SUPERPOWERS
US Congress hears calls for drone safeguards

'Journalism drones' on the horizon

N. Korean leader watches 'drone' attack drill: KCNA

Friend or foe? Civilian drones stir debate

SUPERPOWERS
Soldiers and Families Can Suffer Negative Effects from Modern Communication Technologies

DARPA Seeks More Robust Military Wireless Networks

DoD Selects Northrop Grumman for Joint Command and Control System

Northrop Grumman Highlights Affordable Milspace Communications

SUPERPOWERS
Nanofoams could create better body armor

NGC Offers New High-Resolution Sensors for Hawk Air Defense System

Seven killed in Marine Corps training accident

UN staring down a barrel over arms treaty

SUPERPOWERS
India: Tejas must be operational by 2014

Iran, N. Korea, Syria block arms trade treaty

Libya 'plans to spend $4.7B on defense'

Italy foreign minister quits over return of marines to India

SUPERPOWERS
Iraq, Afghan wars to cost US up to $6 trillion: study

Rising China disregarding neighbours: Japan study

Territorial disputes roil Asia

US names Breedlove as new NATO commander

SUPERPOWERS
Imaging methodology reveals nano details not seen before

Glass-blowers at a nano scale

Nanoparticles show promise as inexpensive, durable and effective scintillators

Scientists develop innovative twists to DNA nanotechnology

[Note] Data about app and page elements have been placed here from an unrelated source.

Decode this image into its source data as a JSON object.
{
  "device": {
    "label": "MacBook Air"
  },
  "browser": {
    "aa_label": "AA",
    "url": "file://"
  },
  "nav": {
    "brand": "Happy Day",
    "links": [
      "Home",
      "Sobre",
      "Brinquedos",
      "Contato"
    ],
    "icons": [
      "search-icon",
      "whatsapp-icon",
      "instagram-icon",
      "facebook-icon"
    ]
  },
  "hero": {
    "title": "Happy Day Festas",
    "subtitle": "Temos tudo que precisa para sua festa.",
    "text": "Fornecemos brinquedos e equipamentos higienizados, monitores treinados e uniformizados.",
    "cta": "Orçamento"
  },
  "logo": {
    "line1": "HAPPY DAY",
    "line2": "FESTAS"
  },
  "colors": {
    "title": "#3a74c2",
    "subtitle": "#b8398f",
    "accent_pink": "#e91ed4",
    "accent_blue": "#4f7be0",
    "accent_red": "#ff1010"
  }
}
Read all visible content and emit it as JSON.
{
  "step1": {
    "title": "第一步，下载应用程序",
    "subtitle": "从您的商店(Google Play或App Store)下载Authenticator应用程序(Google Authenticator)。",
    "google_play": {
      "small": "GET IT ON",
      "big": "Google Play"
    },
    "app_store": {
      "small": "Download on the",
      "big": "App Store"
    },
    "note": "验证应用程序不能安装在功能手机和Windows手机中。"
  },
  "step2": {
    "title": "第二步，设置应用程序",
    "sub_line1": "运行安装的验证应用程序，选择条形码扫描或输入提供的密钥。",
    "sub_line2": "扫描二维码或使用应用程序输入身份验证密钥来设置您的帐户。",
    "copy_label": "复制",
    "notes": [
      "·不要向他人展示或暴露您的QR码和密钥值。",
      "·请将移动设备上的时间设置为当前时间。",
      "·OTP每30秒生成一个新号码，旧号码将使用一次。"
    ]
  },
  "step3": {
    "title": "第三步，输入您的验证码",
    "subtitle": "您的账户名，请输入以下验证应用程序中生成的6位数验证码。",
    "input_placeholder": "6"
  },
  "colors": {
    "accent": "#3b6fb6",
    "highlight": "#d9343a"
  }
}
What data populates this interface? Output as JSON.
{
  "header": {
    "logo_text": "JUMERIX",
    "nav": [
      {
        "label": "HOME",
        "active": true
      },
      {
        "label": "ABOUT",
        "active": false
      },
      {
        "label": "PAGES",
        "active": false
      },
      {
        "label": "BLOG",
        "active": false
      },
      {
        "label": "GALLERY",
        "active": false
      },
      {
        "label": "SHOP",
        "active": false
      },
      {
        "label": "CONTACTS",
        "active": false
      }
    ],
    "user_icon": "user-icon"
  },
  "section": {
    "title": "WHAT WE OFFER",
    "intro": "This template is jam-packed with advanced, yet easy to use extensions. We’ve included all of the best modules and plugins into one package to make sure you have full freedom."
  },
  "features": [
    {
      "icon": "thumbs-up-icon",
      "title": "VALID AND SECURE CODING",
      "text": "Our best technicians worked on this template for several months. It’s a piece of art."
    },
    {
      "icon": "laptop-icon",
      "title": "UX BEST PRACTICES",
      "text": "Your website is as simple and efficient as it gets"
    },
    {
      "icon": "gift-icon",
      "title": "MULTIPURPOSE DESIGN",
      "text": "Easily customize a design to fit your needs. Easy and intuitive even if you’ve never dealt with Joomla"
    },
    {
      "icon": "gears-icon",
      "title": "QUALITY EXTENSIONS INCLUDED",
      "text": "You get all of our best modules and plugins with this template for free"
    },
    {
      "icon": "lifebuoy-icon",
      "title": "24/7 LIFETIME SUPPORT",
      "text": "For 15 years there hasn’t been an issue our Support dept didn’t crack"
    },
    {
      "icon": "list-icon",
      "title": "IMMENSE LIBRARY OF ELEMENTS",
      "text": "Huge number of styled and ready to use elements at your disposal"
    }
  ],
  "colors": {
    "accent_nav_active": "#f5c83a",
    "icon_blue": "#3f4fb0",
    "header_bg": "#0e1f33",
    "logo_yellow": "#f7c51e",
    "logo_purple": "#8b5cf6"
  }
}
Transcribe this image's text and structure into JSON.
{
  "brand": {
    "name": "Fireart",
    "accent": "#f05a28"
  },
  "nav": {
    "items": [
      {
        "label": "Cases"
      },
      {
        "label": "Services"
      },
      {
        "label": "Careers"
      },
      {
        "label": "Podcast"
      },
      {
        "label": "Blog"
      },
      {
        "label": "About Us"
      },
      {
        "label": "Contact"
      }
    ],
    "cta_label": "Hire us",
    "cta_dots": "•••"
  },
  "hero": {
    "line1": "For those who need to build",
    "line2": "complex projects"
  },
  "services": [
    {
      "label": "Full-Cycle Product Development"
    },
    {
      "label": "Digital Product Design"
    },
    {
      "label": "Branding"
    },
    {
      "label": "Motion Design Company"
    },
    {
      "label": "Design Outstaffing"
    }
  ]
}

The content herein, unless otherwise known to be public domain, are Copyright 1995-2014 - Space Media Network. AFP, UPI and IANS news wire stories are copyright Agence France-Presse, United Press International and Indo-Asia News Service. ESA Portal Reports are copyright European Space Agency. All NASA sourced material is public domain. Additional copyrights may apply in whole or part to other bona fide parties. Advertising does not imply endorsement,agreement or approval of any opinions, statements or information provided by Space Media Network on any Web page published or hosted by Space Media Network. Privacy Statement